The Kyodo news agency said after the polls closed that its projections showed a former mayor, Takeshi Onaga, was certain to defeat incumbent Okinawa Gov. Hirokazu Nakaima. The incumbent, who ran with the backing of Abe’s Liberal Democratic Party, had approved a U.S.-Japan plan to relocate Futenma to a less populous part of the island.
Onaga, a conservative who once supported the base move to coastal northern Okinawa, later changed his mind to say he wanted it out of the prefecture. His platform was also critical of other Abe policies, such as the use of nuclear power.
Describing his victory as “a new page in history,” Onaga told reporters: “I am determined to work toward canceling and withdrawing it [the relocation plan],” Kyodo reported.
Abe’s government has insisted the plan will go ahead regardless of the outcome of the local election, but the results add new uncertainty to the outlook for the long-stalled project.
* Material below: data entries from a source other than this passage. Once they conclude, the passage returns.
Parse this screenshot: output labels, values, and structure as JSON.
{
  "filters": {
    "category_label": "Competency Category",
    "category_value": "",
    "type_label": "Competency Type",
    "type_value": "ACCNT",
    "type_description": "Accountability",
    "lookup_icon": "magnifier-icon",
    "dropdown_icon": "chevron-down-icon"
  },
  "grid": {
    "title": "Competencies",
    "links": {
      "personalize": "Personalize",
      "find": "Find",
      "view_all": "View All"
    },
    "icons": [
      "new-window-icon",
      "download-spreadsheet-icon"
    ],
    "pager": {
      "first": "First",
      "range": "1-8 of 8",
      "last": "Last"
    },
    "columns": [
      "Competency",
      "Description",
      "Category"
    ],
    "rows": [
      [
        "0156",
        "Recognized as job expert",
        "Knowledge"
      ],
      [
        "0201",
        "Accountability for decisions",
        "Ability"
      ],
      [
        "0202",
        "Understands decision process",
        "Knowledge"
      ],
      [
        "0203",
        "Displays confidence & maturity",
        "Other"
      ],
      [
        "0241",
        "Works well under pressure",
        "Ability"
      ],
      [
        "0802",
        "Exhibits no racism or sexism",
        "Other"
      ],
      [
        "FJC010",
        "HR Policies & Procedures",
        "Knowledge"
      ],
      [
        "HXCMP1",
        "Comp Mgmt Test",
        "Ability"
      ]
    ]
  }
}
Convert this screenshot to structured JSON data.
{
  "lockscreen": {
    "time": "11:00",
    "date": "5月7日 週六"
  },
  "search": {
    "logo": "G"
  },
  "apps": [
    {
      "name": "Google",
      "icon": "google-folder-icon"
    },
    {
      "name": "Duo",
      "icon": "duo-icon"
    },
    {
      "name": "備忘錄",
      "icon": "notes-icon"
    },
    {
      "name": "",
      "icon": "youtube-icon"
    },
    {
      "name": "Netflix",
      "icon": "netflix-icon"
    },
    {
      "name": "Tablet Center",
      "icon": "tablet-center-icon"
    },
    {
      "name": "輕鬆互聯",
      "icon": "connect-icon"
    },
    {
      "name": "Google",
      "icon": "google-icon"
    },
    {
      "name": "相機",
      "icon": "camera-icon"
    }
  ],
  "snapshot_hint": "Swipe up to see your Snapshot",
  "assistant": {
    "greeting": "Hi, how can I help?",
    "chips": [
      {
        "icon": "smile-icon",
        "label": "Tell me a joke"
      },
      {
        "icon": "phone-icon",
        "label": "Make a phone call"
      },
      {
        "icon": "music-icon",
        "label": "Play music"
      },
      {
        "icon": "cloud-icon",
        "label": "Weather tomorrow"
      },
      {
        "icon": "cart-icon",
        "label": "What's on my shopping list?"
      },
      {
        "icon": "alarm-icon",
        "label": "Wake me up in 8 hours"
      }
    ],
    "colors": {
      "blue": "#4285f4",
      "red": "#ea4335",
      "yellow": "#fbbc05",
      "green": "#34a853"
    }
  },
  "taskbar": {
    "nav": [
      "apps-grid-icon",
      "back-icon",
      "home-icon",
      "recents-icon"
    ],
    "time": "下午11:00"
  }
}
When Nakaima approved the plan last year, Washington welcomed it as an important step in efforts to bolster U.S.-Japan ties and rebalance Washington’s foreign policy toward Asia.
Tokyo and Washington first agreed to relocate Futenma to another site on the island in 1996, but the plan has stalled in the face of opposition by many residents, who associate the U.S. base with noise pollution, crime and accidents. Opponents want the U.S. military to leave Okinawa altogether.
Accounting for less than 1 percent of Japan’s landmass, the southern island hosts more than one-half of the 47,000 U.S. service personnel stationed in the country. Futenma, located in a densely populated area, has been a lightning rod for local opposition.
Nakaima’s loss is a headache for Abe, but was unlikely to affect his expected decision to postpone an unpopular sales-tax hike and call a snap election to try to secure his grip on power while his voter support is still relatively robust.
Ruling-party politicians have said Abe could announce as early as Tuesday that he will delay a planned rise in the sales tax to 10 percent until next October and call a general election for Dec. 14.
Abe returned to power in December 2012 pledging to revive the economy with a mix of hypereasy monetary policy, reforms and spending. Opposition politicians say delaying the tax hike would show that his so-called Abenomics growth strategy has failed.
(Reporting by Elaine Lies; Additional reporting by Linda Sieg; Editing by Stephen Powell)